This Constitution-based objection to Trump's authoritarian gambit cannot be overstressed, because the mainstream media these days is dangerously missing the point. The left and libertarian response to such totalitarian proposals as Trump's is to point out that such a draconian strategy would not work to reduce "drug" use, typically by adducing the failure of similar approaches in other countries. But to argue in this way is to yield crucial ground to the enemy of freedom, since this "argument from efficacy" implies that executing drug dealers would be just fine if it only served to decrease the use of naturally occurring substances in America. And to argue thus is to demonstrate one's limited grasp of the subject at hand, by implicitly granting that government has a right, in the first place, to prevent Americans from reaching out and using the plants and fungi that grow at their very feet, a proposition which Jefferson would have found absurd and even conducive to tyranny if not rejected at once on constitutional grounds.
And that tyranny that Jefferson would have predicted has come to pass. It started in 1914, when bigoted politicians decided that too many undesirables were using the opium plant. Their answer: make a natural substance illegal, thus setting the precedent that some plants were no longer the birthright of a free citizenry to use as they saw fit. In a rush to penalize the lower class and the ethnic Chinese, few American politicians of that era noticed the contravention of natural law that was implicit in this government intrusion into personal decisions about health and happiness. If they had really cared about the health of these minority populations, they would have educated them about the wise use of psychoactive substances rather than criminalizing a plant.
Fast-forward 50-plus years, when President Richard Nixon takes advantage of that anti-Constitutional precedent to punish his enemies, with so-called anti-drug laws that were designed, not to protect the health of Americans, but to land his political prisoners in jail and, if possible, remove them from the voting rolls by charging them with felonies.

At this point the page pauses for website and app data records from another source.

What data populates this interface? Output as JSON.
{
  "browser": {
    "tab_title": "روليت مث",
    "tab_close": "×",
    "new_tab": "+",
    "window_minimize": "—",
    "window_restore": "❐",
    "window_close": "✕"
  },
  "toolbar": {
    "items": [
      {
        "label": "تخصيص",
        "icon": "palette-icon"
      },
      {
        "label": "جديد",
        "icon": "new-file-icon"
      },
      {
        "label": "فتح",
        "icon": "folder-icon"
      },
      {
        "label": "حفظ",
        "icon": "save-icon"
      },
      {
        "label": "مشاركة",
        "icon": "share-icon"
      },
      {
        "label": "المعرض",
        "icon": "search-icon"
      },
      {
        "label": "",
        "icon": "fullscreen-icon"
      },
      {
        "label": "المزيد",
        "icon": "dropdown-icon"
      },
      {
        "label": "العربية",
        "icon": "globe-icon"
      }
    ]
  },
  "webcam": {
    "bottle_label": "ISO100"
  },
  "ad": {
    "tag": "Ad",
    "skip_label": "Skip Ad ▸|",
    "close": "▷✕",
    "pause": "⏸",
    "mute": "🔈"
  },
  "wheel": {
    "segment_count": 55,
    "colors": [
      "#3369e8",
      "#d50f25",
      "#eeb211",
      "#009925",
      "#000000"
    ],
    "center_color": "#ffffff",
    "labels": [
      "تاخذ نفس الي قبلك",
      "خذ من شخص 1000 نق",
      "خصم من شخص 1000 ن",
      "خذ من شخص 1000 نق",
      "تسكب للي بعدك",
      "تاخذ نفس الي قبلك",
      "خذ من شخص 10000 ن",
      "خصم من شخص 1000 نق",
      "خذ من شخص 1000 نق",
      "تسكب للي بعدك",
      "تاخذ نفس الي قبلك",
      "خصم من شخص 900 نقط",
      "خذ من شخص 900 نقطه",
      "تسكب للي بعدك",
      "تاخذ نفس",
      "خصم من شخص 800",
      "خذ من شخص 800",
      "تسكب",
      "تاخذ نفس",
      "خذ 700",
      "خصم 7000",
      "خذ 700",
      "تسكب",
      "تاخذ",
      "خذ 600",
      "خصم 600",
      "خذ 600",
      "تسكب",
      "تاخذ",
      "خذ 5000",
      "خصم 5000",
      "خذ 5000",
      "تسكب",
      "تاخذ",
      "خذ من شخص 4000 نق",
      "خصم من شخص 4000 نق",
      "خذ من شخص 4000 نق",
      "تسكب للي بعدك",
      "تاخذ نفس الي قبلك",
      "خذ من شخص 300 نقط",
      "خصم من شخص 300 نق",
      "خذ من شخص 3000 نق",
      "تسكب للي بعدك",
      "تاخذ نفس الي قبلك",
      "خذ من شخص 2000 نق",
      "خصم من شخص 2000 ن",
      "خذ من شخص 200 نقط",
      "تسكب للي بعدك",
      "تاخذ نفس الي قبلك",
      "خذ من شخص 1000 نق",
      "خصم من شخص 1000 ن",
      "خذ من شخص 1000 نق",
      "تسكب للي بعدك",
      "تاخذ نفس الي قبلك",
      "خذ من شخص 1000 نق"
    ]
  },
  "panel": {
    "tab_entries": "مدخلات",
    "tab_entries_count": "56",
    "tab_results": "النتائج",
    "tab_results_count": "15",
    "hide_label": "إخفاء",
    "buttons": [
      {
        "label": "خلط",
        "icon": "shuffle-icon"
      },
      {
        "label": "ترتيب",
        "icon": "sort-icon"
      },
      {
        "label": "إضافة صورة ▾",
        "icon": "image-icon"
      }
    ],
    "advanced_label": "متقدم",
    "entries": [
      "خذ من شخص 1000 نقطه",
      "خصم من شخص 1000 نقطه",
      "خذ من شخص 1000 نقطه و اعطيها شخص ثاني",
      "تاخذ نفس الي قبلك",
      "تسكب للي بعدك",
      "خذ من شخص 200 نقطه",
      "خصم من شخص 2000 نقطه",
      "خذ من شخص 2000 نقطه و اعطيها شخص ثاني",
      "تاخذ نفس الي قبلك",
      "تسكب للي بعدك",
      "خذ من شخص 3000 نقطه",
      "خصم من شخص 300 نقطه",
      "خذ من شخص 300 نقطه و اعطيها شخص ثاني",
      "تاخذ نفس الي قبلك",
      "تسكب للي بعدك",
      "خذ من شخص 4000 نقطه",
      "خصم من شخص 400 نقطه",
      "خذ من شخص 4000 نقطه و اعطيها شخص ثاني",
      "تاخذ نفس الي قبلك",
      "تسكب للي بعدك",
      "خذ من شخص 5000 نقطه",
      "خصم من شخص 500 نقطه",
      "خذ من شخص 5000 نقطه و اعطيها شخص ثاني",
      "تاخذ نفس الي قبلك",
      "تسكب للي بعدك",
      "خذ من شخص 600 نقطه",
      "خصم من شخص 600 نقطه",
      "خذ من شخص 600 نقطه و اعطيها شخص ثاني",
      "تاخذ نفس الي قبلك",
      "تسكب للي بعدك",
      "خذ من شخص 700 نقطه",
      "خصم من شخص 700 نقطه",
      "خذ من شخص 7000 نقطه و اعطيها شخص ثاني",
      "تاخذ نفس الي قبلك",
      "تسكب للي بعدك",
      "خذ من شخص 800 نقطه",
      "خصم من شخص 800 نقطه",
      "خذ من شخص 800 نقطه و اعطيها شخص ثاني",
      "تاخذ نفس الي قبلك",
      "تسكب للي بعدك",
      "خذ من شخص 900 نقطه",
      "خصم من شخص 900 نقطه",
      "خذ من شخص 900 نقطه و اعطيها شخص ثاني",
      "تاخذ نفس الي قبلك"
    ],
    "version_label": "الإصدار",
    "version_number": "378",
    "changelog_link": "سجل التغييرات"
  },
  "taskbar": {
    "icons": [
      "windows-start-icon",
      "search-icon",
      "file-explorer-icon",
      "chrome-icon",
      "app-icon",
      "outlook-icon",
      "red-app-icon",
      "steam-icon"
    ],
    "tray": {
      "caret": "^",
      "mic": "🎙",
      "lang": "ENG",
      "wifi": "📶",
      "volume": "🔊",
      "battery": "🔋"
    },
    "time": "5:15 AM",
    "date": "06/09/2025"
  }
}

Fast-forward another half a century, and Traitor Trump is now ready to pick up where Nixon left off, harnessing America's unconstitutional drug law for the purposes of becoming a dictator with the power of life and death over his vassals. It is not enough for Trump's power lust to merely incarcerate millions of mainly minority "drug dealers," (those who dare sell the plants and fungi for which drug law itself has created the black market), he wants to get rid of them entirely, which I suppose is useful, since it allows him to limit the number of minority offspring which might otherwise grow up to eliminate the drug war entirely, along with totally amoral politicians like Trump himself who strategically parlay those laws into populist victories.
So let me get this straight: a doctor can legally addict my anxious 92-year-old mother to the benzodiazepine of his choice, but should I arrange for her to get miraculous, non-addictive relief from a mere plant, the source of that godsend can be strung up at high noon?
When policy's such as the drug war yield such absurd results, they must be fundamentally wrong, at least for a freedom-loving people. But we can't stand up to drug war tyrants on the basis of statistical charts that "prove" that tyranny doesn't work. We must deny those tyrants the right to outlaw Mother Nature in the first place - and the power for that pushback is waiting there in the US Constitution, whose very genius lies in its elevation of natural law over common law, and if natural law tells us anything, it tells us that human beings have the right to the use of "the earth and all therein," and that no law can justifiably supplant that right - ever.